## About this exercise
Copy out each line of the data that holds the string "WITH".

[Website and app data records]
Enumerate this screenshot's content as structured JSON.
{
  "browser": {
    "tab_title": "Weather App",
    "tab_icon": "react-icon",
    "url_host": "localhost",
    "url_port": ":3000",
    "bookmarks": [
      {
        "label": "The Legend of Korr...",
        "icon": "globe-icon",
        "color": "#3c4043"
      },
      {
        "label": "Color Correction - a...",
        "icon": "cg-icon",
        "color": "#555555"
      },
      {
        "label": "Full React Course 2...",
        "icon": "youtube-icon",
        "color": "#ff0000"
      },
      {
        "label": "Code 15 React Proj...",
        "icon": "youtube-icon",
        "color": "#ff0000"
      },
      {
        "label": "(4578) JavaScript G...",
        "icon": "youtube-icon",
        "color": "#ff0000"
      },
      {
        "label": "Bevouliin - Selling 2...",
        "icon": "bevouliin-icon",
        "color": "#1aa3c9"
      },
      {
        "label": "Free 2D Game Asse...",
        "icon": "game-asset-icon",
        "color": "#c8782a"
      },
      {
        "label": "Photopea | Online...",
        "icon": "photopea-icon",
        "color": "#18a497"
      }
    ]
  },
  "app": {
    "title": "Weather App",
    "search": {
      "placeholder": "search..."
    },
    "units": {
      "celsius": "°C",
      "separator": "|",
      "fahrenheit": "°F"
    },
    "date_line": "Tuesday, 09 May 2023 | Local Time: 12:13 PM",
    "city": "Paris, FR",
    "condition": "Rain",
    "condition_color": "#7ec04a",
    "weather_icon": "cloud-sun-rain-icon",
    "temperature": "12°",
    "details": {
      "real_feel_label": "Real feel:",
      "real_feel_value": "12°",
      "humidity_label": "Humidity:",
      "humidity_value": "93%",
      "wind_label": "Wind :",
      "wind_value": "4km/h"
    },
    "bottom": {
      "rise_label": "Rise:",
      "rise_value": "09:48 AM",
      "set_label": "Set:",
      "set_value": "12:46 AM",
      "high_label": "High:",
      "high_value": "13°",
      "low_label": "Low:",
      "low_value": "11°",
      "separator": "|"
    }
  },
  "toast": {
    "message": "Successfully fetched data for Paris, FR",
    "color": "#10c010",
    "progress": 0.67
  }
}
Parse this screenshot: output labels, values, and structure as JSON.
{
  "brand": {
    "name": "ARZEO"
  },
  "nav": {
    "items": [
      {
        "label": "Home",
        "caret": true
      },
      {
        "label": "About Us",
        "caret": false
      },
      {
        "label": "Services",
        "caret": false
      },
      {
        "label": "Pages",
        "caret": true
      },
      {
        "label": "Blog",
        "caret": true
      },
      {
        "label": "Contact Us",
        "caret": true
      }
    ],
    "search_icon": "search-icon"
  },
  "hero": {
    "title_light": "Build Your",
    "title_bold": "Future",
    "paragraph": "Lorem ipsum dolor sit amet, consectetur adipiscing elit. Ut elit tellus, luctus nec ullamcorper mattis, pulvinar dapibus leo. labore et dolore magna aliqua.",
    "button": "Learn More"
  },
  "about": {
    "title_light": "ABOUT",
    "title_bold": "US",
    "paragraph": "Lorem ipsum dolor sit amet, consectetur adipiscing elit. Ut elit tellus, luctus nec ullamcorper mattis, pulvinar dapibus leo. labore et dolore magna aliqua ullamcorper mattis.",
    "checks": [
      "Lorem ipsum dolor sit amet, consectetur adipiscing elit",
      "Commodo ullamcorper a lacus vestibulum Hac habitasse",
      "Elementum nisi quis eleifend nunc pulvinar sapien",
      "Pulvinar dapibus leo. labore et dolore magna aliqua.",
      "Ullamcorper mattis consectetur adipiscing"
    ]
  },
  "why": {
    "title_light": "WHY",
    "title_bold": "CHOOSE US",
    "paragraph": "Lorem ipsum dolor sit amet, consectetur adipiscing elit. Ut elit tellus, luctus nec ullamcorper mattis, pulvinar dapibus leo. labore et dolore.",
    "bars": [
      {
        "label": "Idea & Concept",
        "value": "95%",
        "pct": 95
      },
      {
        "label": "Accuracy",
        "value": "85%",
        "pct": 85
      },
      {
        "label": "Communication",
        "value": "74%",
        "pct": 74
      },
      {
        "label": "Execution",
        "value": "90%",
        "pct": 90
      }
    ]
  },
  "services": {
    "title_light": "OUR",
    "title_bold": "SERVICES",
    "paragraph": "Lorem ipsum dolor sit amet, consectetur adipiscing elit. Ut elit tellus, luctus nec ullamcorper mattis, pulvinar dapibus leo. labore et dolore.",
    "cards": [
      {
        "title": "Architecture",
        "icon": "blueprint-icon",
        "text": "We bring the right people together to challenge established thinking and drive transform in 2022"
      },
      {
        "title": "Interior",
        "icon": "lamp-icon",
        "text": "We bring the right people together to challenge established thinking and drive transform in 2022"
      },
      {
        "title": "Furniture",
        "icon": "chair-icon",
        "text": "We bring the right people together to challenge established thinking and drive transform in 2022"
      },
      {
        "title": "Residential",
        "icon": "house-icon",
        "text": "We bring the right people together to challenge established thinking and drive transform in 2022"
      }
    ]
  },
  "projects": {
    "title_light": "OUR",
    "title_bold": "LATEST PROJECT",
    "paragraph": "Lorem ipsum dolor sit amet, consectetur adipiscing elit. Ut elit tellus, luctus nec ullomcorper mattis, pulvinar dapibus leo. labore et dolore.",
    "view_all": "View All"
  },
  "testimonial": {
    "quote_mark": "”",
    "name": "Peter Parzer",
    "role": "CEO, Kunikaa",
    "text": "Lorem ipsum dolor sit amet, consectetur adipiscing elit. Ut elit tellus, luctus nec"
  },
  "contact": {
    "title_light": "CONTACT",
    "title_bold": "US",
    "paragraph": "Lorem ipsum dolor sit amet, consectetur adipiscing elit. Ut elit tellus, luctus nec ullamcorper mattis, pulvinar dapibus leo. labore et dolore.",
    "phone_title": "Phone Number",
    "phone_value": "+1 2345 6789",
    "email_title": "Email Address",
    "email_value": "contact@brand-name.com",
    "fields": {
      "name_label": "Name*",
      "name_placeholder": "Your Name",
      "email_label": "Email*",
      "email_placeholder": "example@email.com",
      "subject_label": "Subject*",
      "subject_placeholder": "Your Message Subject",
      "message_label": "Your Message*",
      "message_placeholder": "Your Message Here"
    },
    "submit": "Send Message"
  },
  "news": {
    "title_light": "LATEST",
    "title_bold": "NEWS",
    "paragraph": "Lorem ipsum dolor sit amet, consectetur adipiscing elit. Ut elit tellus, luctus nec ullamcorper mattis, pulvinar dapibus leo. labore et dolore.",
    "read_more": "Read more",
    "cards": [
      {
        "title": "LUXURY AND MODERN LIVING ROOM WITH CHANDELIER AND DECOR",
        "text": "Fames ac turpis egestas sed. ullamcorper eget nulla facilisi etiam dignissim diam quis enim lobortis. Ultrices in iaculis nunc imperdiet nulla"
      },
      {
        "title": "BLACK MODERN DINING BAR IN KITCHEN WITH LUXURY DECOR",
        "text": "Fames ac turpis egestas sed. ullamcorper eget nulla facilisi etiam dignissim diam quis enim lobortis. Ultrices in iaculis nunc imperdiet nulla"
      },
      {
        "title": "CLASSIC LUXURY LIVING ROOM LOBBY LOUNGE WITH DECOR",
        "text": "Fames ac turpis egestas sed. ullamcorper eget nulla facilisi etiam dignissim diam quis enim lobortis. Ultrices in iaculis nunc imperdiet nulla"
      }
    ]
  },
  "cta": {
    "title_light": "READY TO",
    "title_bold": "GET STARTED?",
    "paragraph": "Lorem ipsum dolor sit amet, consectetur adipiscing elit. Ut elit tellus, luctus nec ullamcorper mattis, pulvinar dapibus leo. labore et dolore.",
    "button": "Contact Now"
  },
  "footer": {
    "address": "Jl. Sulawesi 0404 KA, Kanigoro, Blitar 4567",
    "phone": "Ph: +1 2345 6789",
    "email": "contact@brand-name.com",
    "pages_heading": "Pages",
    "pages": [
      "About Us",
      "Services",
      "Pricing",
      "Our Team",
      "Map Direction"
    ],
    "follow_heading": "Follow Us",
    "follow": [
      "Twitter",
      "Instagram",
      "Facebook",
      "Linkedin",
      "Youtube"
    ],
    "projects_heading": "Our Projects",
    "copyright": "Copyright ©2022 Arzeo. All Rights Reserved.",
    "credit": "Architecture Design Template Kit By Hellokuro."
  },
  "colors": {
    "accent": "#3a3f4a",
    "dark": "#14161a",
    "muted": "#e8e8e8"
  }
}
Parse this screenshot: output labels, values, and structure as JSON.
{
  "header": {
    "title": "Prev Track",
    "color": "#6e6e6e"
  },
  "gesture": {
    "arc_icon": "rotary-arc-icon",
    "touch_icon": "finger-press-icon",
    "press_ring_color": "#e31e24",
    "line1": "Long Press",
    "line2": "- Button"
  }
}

## Task answer
        "title": "LUXURY AND MODERN LIVING ROOM WITH CHANDELIER AND DECOR",
        "title": "BLACK MODERN DINING BAR IN KITCHEN WITH LUXURY DECOR",
        "title": "CLASSIC LUXURY LIVING ROOM LOBBY LOUNGE WITH DECOR",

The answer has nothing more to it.